- Do not talk the sensitive issues like politics &, religion.
- Sometimes, you may find many aged Tibetan people followed with some sheep with red silk while they are turning prayer wheels. You should not meddle with such sheep.
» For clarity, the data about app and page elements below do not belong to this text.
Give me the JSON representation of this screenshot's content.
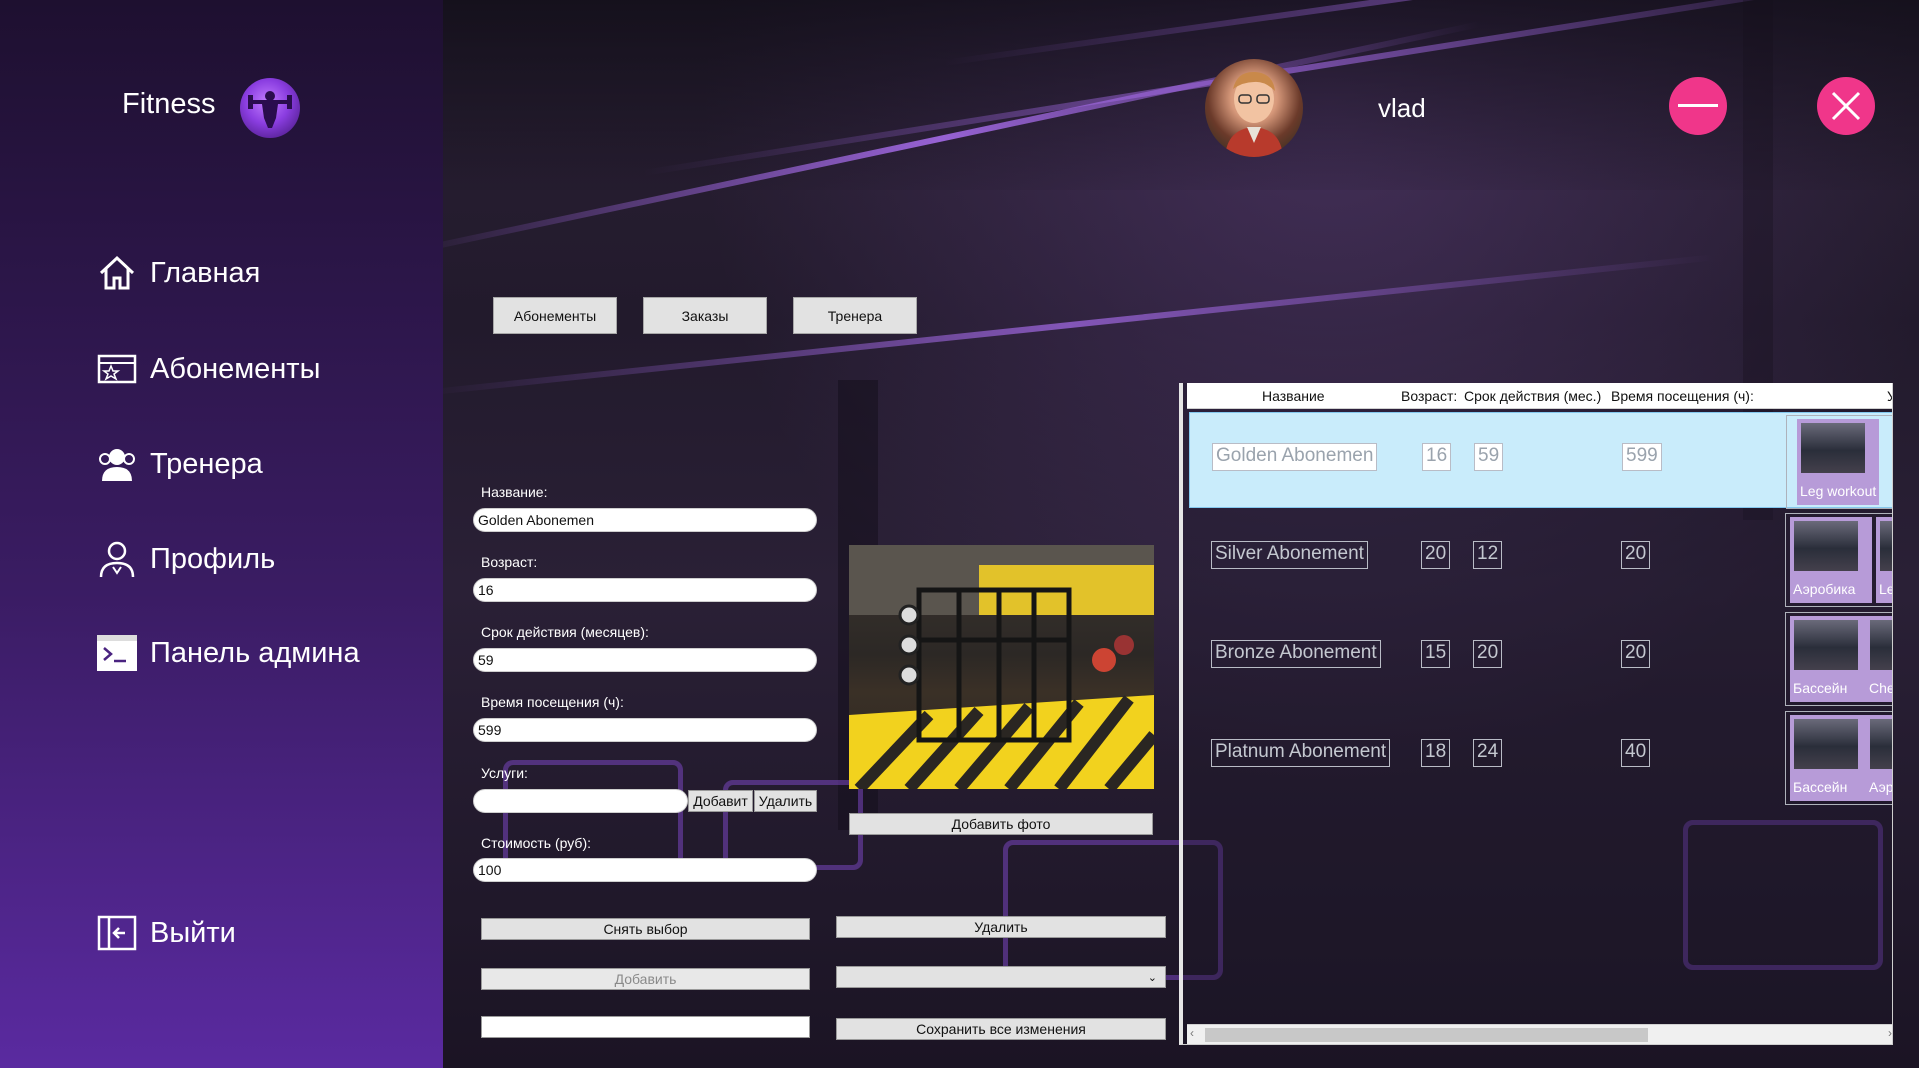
{
  "app": {
    "title": "Fitness",
    "user": "vlad"
  },
  "nav": [
    {
      "label": "Главная",
      "icon": "home-icon"
    },
    {
      "label": "Абонементы",
      "icon": "ticket-icon"
    },
    {
      "label": "Тренера",
      "icon": "trainers-icon"
    },
    {
      "label": "Профиль",
      "icon": "profile-icon"
    },
    {
      "label": "Панель админа",
      "icon": "terminal-icon"
    }
  ],
  "logout": {
    "label": "Выйти",
    "icon": "logout-icon"
  },
  "tabs": [
    "Абонементы",
    "Заказы",
    "Тренера"
  ],
  "form": {
    "name_label": "Название:",
    "name_value": "Golden Abonemen",
    "age_label": "Возраст:",
    "age_value": "16",
    "duration_label": "Срок действия (месяцев):",
    "duration_value": "59",
    "visit_label": "Время посещения (ч):",
    "visit_value": "599",
    "services_label": "Услуги:",
    "services_value": "",
    "services_add": "Добавит",
    "services_remove": "Удалить",
    "price_label": "Стоимость (руб):",
    "price_value": "100",
    "deselect": "Снять выбор",
    "add": "Добавить",
    "extra_value": ""
  },
  "photo": {
    "add_label": "Добавить фото"
  },
  "actions": {
    "delete": "Удалить",
    "dropdown_value": "",
    "save_all": "Сохранить все изменения"
  },
  "grid": {
    "columns": [
      "Название",
      "Возраст:",
      "Срок действия (мес.)",
      "Время посещения (ч):",
      "Ус"
    ],
    "rows": [
      {
        "name": "Golden Abonemen",
        "age": "16",
        "duration": "59",
        "hours": "599",
        "services": [
          "Leg workout"
        ]
      },
      {
        "name": "Silver Abonement",
        "age": "20",
        "duration": "12",
        "hours": "20",
        "services": [
          "Аэробика",
          "Leg"
        ]
      },
      {
        "name": "Bronze Abonement",
        "age": "15",
        "duration": "20",
        "hours": "20",
        "services": [
          "Бассейн",
          "Ches"
        ]
      },
      {
        "name": "Platnum Abonement",
        "age": "18",
        "duration": "24",
        "hours": "40",
        "services": [
          "Бассейн",
          "Аэро"
        ]
      }
    ]
  },
  "colors": {
    "accent": "#f0368a",
    "sidebar_top": "#1e1030",
    "sidebar_bottom": "#5a2aa0",
    "selected_row": "#c9ecfb"
  }
}
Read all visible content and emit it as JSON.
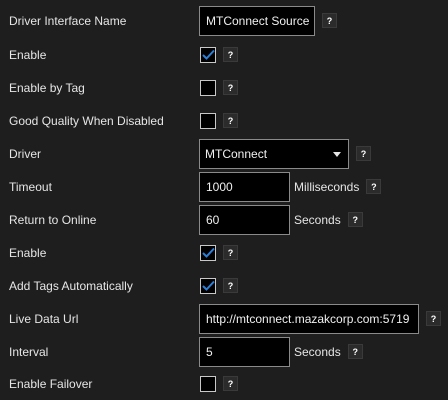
{
  "accent": "#2b7fd8",
  "help_text": "?",
  "rows": [
    {
      "label": "Driver Interface Name",
      "type": "text",
      "value": "MTConnect Source"
    },
    {
      "label": "Enable",
      "type": "checkbox",
      "checked": true
    },
    {
      "label": "Enable by Tag",
      "type": "checkbox",
      "checked": false
    },
    {
      "label": "Good Quality When Disabled",
      "type": "checkbox",
      "checked": false
    },
    {
      "label": "Driver",
      "type": "select",
      "value": "MTConnect"
    },
    {
      "label": "Timeout",
      "type": "text",
      "value": "1000",
      "unit": "Milliseconds"
    },
    {
      "label": "Return to Online",
      "type": "text",
      "value": "60",
      "unit": "Seconds"
    },
    {
      "label": "Enable",
      "type": "checkbox",
      "checked": true
    },
    {
      "label": "Add Tags Automatically",
      "type": "checkbox",
      "checked": true
    },
    {
      "label": "Live Data Url",
      "type": "text",
      "value": "http://mtconnect.mazakcorp.com:5719"
    },
    {
      "label": "Interval",
      "type": "text",
      "value": "5",
      "unit": "Seconds"
    },
    {
      "label": "Enable Failover",
      "type": "checkbox",
      "checked": false
    }
  ]
}
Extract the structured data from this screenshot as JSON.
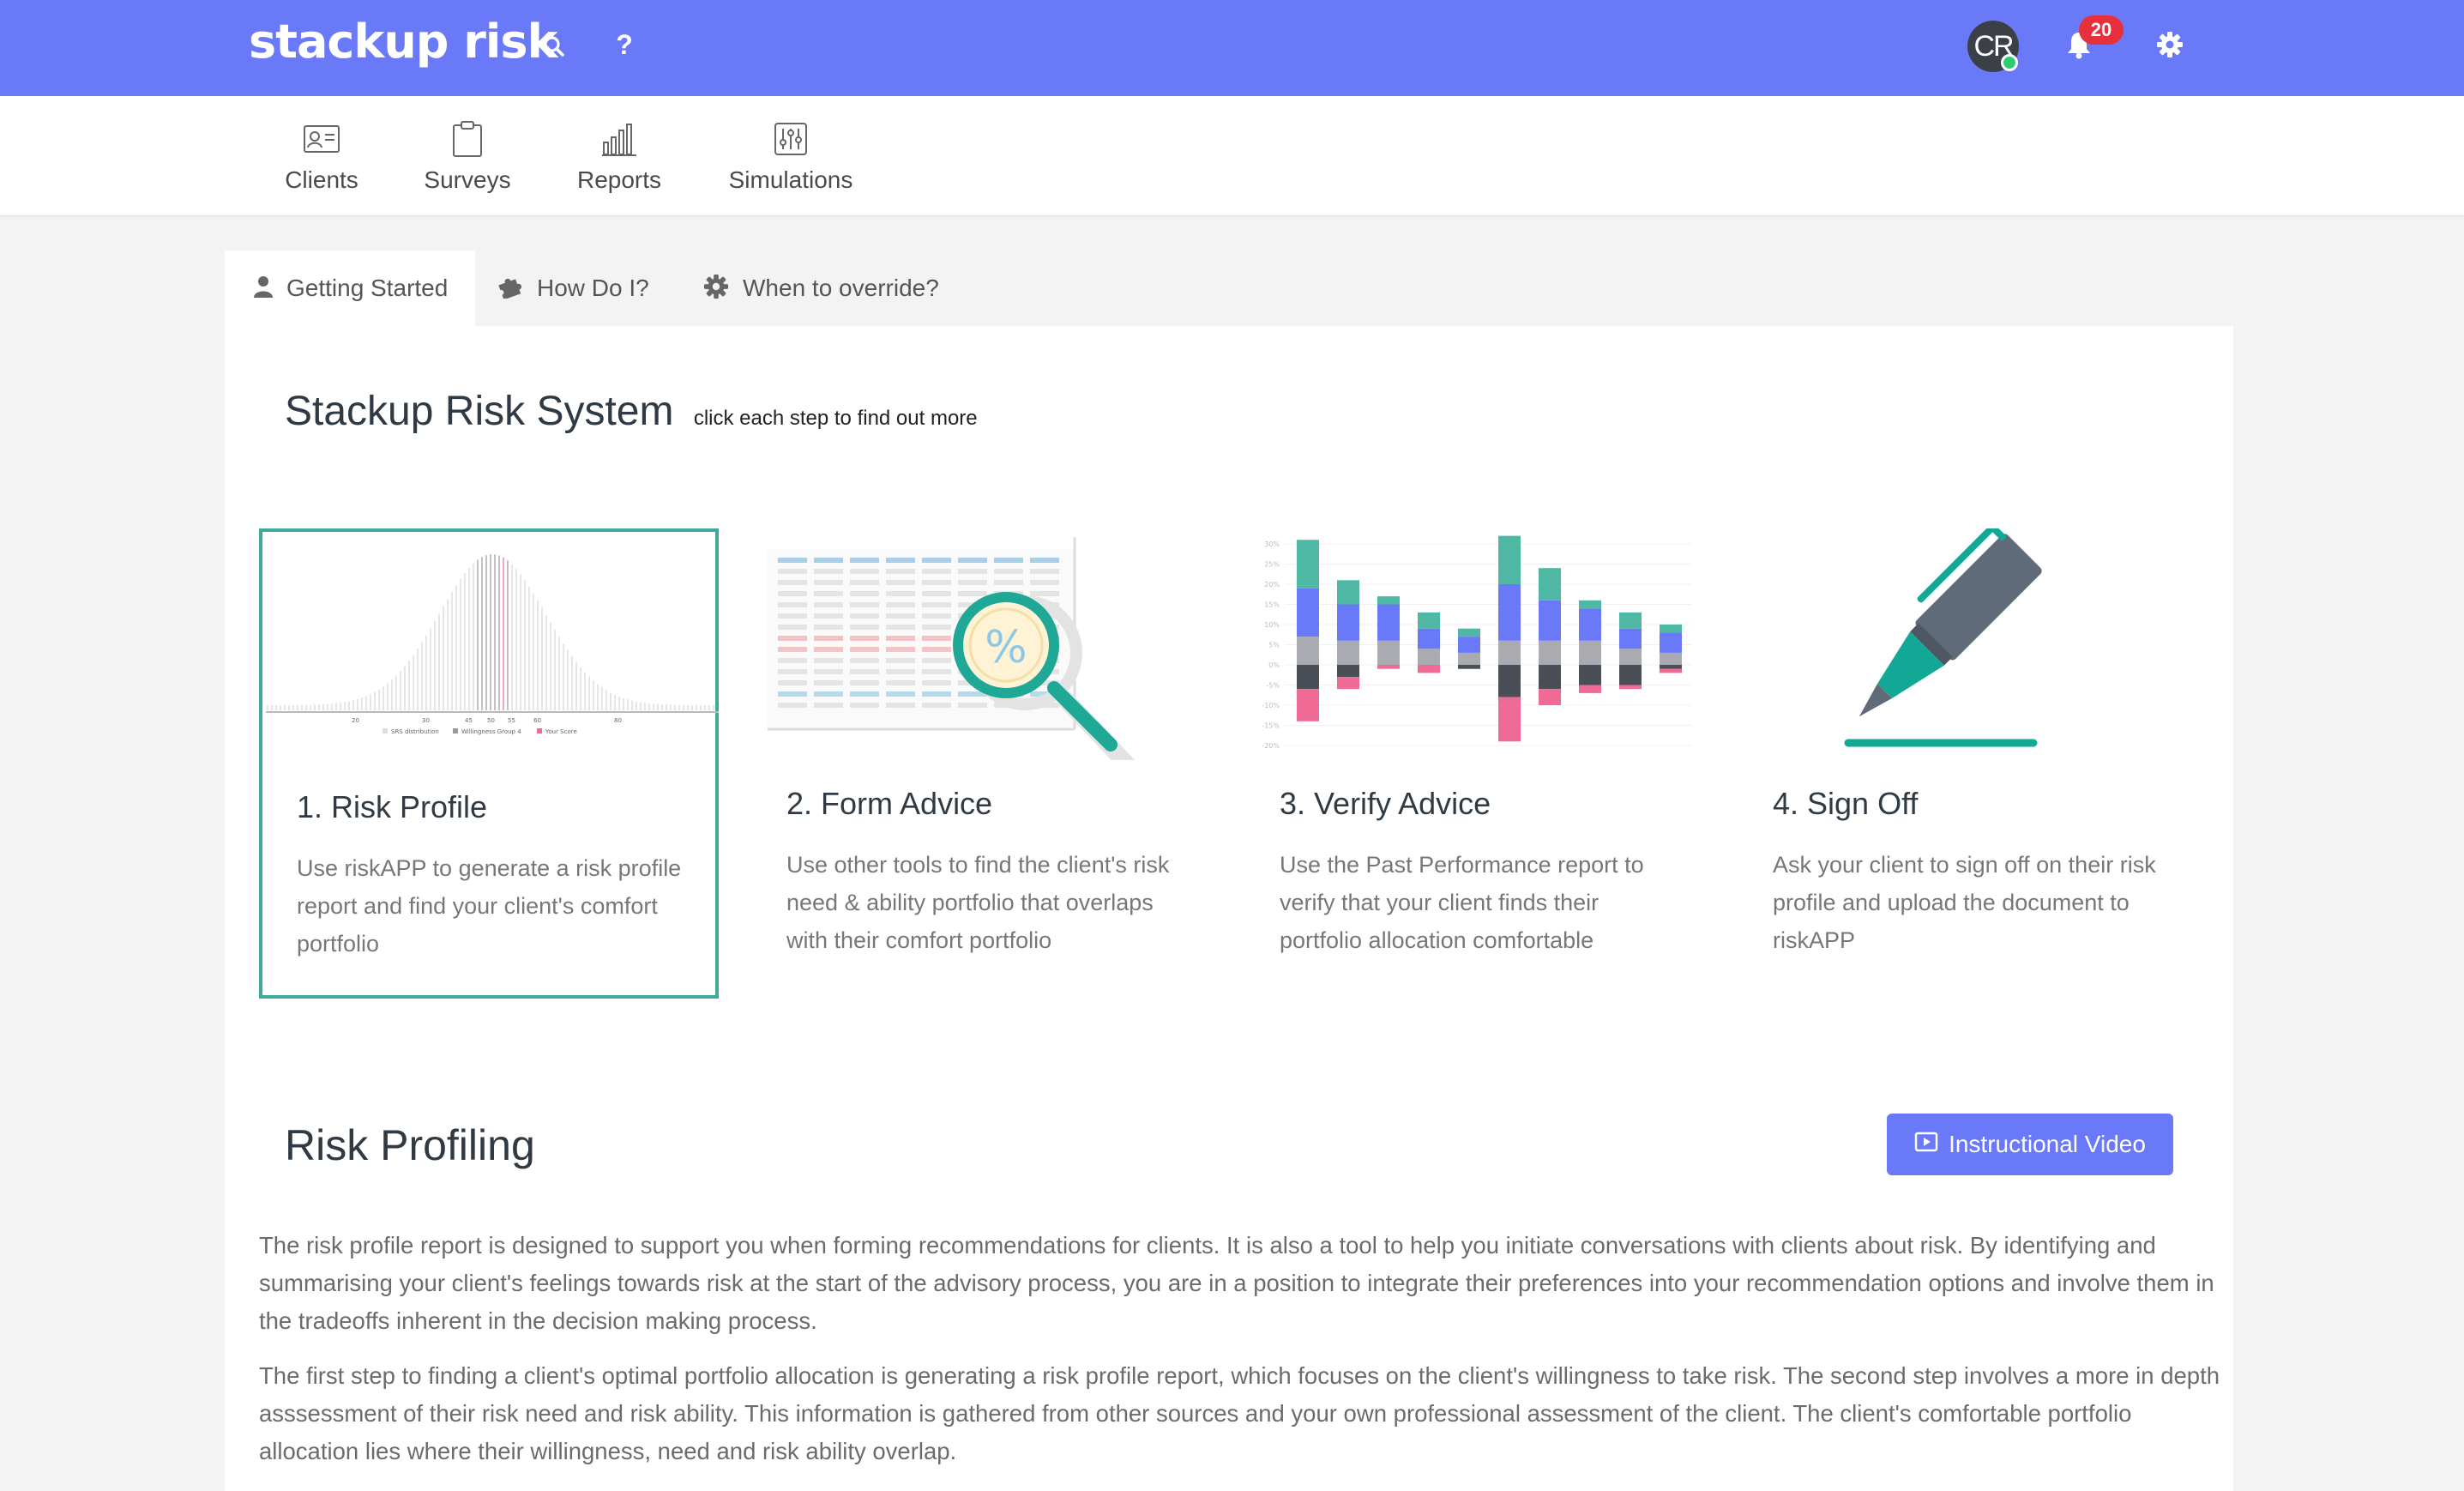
{
  "header": {
    "brand": "stackup risk",
    "help_glyph": "?",
    "avatar_initials": "CR",
    "notification_count": "20",
    "icons": [
      "search-icon",
      "help-icon",
      "bell-icon",
      "gear-icon"
    ]
  },
  "nav": {
    "items": [
      {
        "label": "Clients",
        "icon": "id-card-icon"
      },
      {
        "label": "Surveys",
        "icon": "clipboard-icon"
      },
      {
        "label": "Reports",
        "icon": "bar-chart-icon"
      },
      {
        "label": "Simulations",
        "icon": "sliders-icon"
      }
    ]
  },
  "tabs": [
    {
      "label": "Getting Started",
      "icon": "user-icon",
      "active": true
    },
    {
      "label": "How Do I?",
      "icon": "puzzle-icon",
      "active": false
    },
    {
      "label": "When to override?",
      "icon": "gear-icon",
      "active": false
    }
  ],
  "system": {
    "title": "Stackup Risk System",
    "subtitle": "click each step to find out more"
  },
  "steps": [
    {
      "title": "1. Risk Profile",
      "description": "Use riskAPP to generate a risk profile report and find your client's comfort portfolio",
      "active": true,
      "illustration": {
        "tick_labels": [
          "20",
          "30",
          "45",
          "50",
          "55",
          "60",
          "80"
        ],
        "legend": [
          "SRS distribution",
          "Willingness Group 4",
          "Your Score"
        ]
      }
    },
    {
      "title": "2. Form Advice",
      "description": "Use other tools to find the client's risk need & ability portfolio that overlaps with their comfort portfolio",
      "active": false,
      "illustration": {
        "glyph": "%"
      }
    },
    {
      "title": "3. Verify Advice",
      "description": "Use the Past Performance report to verify that your client finds their portfolio allocation comfortable",
      "active": false,
      "illustration": {
        "axis_labels": [
          "30%",
          "25%",
          "20%",
          "15%",
          "10%",
          "5%",
          "0%",
          "-5%",
          "-10%",
          "-15%",
          "-20%"
        ]
      }
    },
    {
      "title": "4. Sign Off",
      "description": "Ask your client to sign off on their risk profile and upload the document to riskAPP",
      "active": false
    }
  ],
  "risk_profiling": {
    "title": "Risk Profiling",
    "video_button": "Instructional Video",
    "paragraphs": [
      "The risk profile report is designed to support you when forming recommendations for clients. It is also a tool to help you initiate conversations with clients about risk. By identifying and summarising your client's feelings towards risk at the start of the advisory process, you are in a position to integrate their preferences into your recommendation options and involve them in the tradeoffs inherent in the decision making process.",
      "The first step to finding a client's optimal portfolio allocation is generating a risk profile report, which focuses on the client's willingness to take risk. The second step involves a more in depth asssessment of their risk need and risk ability. This information is gathered from other sources and your own professional assessment of the client. The client's comfortable portfolio allocation lies where their willingness, need and risk ability overlap."
    ]
  },
  "colors": {
    "brand": "#6979f8",
    "teal": "#3fa99a",
    "slate": "#5f6b78",
    "pink": "#ef6b96",
    "badge": "#e8303c"
  }
}
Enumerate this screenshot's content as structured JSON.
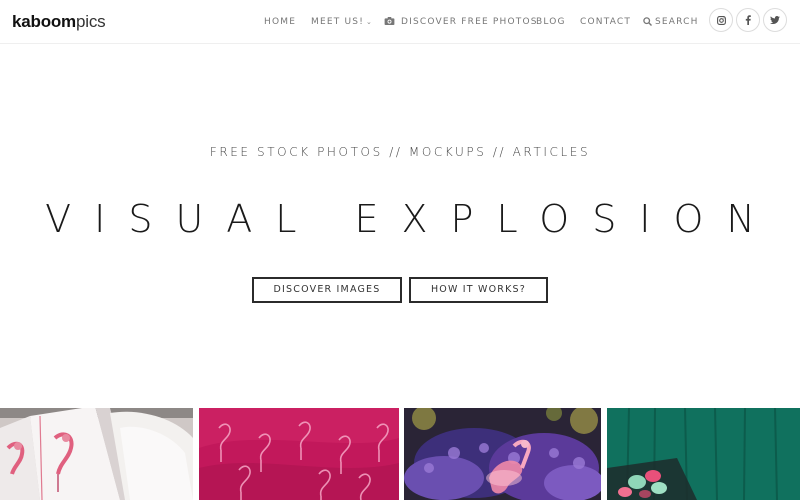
{
  "brand": {
    "logo_bold": "kaboom",
    "logo_light": "pics"
  },
  "nav": {
    "home": "HOME",
    "meet_us": "MEET US!",
    "discover_free_photos": "DISCOVER FREE PHOTOS",
    "blog": "BLOG",
    "contact": "CONTACT",
    "search": "SEARCH"
  },
  "social": [
    {
      "icon": "instagram-icon"
    },
    {
      "icon": "facebook-icon"
    },
    {
      "icon": "twitter-icon"
    }
  ],
  "hero": {
    "subtitle": "FREE STOCK PHOTOS // MOCKUPS // ARTICLES",
    "title": "VISUAL EXPLOSION",
    "buttons": {
      "discover_images": "DISCOVER IMAGES",
      "how_it_works": "HOW IT WORKS?"
    }
  },
  "colors": {
    "accent_text": "#777777",
    "button_border": "#2b2b2b",
    "flamingo_pink": "#c2185b",
    "teal": "#0f6b5a",
    "violet": "#5b3a9a"
  }
}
They are bought by those religious believers from butchers to set free.